Development and evaluation of peptidic ligands targeting tumour-associated urokinase plasminogen activator receptor (uPAR) for use in α-emitter therapy for disseminated ovarian cancer

Rent the article at a discount

Rent now

* Final gross prices may vary according to local VAT.

Get Access

Abstract

Purpose

Among gynecologic malignancies, ovarian cancer has the highest mortality due to rapid peritoneal dissemination. Treatment failure particularly arises from failure to eliminate disseminated cells. Our aim was to develop peptidic radioligands targeting tumour cell-associated urokinase receptor (uPAR, CD87) for α-emitter therapy for advanced ovarian cancer.

Methods

DOTA-conjugated, uPAR-directed ligands were synthesised on solid-phase. Binding of peptides to human cells expressing uPAR was assayed by flow cytofluorometry or, in case of 213Bi-labelled peptides, by measuring cell-bound radioactivity. Bio-distribution of the 213Bi-labelled peptide P-P4D was analysed in nude mice 28 days after intraperitoneal inoculation of OV-MZ-6 ovarian cancer cells in the absence or presence of the plasma expander gelofusine.

Results
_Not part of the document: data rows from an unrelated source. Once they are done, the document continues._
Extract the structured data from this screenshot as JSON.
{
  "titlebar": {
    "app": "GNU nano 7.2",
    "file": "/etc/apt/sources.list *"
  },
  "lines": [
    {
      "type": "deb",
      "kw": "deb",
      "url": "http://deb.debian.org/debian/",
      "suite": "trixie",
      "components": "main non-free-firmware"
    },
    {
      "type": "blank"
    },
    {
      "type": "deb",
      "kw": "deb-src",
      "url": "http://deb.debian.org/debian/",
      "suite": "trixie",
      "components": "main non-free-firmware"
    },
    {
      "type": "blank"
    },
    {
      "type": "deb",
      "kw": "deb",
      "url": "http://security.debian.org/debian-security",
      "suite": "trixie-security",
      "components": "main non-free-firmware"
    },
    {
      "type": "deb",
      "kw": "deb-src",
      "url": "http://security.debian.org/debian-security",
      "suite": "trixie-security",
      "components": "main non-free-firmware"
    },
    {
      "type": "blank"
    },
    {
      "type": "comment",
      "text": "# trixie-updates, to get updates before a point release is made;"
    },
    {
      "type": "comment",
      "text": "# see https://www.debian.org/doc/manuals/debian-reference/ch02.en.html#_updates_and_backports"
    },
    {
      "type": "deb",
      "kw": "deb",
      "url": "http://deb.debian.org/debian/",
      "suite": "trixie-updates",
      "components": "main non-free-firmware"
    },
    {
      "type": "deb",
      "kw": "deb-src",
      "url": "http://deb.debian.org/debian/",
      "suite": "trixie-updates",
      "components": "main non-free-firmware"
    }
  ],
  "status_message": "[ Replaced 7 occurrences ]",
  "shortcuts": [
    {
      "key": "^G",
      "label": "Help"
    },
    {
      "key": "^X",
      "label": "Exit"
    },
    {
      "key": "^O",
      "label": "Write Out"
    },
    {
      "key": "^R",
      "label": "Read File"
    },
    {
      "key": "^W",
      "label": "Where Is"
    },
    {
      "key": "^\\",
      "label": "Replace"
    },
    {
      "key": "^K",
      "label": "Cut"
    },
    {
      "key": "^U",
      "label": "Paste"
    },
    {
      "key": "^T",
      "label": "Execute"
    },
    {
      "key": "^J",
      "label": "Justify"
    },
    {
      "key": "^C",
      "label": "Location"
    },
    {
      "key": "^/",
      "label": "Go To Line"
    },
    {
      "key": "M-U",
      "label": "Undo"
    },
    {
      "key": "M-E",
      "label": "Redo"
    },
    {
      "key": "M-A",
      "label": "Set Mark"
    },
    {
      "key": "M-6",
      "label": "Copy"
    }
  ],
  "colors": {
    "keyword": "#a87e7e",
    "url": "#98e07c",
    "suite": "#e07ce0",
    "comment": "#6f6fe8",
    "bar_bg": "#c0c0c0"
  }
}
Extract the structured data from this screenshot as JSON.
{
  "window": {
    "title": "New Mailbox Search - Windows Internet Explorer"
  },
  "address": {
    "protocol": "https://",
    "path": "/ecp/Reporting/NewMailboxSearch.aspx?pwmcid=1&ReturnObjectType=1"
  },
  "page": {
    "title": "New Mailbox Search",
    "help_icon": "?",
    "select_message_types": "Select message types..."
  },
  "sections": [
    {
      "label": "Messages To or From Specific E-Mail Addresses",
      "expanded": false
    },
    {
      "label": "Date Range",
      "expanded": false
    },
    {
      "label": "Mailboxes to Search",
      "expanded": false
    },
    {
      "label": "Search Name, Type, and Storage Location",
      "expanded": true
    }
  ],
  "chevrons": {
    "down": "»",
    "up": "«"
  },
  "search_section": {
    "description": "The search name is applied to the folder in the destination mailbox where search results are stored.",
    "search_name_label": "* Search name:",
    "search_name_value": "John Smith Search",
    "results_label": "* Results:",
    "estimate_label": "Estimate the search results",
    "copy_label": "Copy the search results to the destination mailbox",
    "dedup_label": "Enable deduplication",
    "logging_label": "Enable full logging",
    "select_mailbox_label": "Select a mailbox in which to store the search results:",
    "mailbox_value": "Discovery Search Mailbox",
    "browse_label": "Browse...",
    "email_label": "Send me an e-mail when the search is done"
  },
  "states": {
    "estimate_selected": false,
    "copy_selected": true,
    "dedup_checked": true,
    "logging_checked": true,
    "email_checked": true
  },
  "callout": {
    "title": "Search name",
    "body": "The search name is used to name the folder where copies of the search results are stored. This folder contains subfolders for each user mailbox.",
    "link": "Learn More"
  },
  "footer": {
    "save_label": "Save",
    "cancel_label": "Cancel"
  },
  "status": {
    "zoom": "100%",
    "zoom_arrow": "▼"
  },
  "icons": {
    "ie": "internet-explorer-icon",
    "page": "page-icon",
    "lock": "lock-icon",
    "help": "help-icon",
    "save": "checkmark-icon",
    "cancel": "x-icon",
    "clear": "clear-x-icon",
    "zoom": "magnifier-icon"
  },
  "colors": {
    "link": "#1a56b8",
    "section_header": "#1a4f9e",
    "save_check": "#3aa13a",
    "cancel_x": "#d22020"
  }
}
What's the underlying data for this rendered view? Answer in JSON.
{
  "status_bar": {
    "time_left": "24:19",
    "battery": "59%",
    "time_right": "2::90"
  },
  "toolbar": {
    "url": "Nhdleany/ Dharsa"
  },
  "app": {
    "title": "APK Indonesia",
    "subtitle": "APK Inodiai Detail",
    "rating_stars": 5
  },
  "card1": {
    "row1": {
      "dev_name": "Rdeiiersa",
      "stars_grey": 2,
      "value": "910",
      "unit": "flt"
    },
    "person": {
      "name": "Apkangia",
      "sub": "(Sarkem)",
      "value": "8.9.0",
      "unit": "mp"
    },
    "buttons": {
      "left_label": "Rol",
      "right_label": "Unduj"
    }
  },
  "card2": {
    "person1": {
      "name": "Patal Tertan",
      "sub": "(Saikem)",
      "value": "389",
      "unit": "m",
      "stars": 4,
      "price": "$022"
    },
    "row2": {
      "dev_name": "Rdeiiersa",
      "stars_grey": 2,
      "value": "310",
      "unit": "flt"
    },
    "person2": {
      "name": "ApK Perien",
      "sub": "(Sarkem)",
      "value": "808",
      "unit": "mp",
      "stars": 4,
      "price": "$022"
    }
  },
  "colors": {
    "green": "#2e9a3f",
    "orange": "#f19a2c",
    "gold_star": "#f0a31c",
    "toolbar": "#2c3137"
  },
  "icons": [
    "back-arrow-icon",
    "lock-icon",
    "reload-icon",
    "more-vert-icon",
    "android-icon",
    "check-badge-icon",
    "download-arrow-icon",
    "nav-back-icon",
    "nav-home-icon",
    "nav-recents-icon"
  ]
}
uPAR-selective ligands were developed based on published high-affinity uPAR-binding peptides. For preparation of N-terminally cross-linked divalent ligands, a novel solid-phase procedure was developed. Specific binding of 213Bi-labelled peptides to monocytoid U937 and OV-MZ-6 cells was demonstrated using the natural ligand of uPAR, pro-uPA, or a soluble form of uPAR, suPAR, as competitors. The pseudo-symmetrical covalent dimer 213Bi-P-P4D displayed superior binding to OV-MZ-6 cells in vitro. Accumulation of 213Bi-P-P4D in tumour tissue was demonstrated by bio-distribution analysis in nude mice bearing intraperitoneal OV-MZ-6-derived tumours. Gelofusine reduced kidney uptake of 213Bi-P-P4D by half.

Conclusion

Ovarian cancer cells overexpressing uPAR were specifically targeted in vitro and in vivo by 213Bi-P-P4D. Kidney uptake of 213Bi-P-P4D was distinctly reduced using gelofusine. Thus, this radiopeptide may represent a promising option for therapy for disseminated ovarian cancer.

Sebastian Knör and Sumito Sato contributed equally to the work.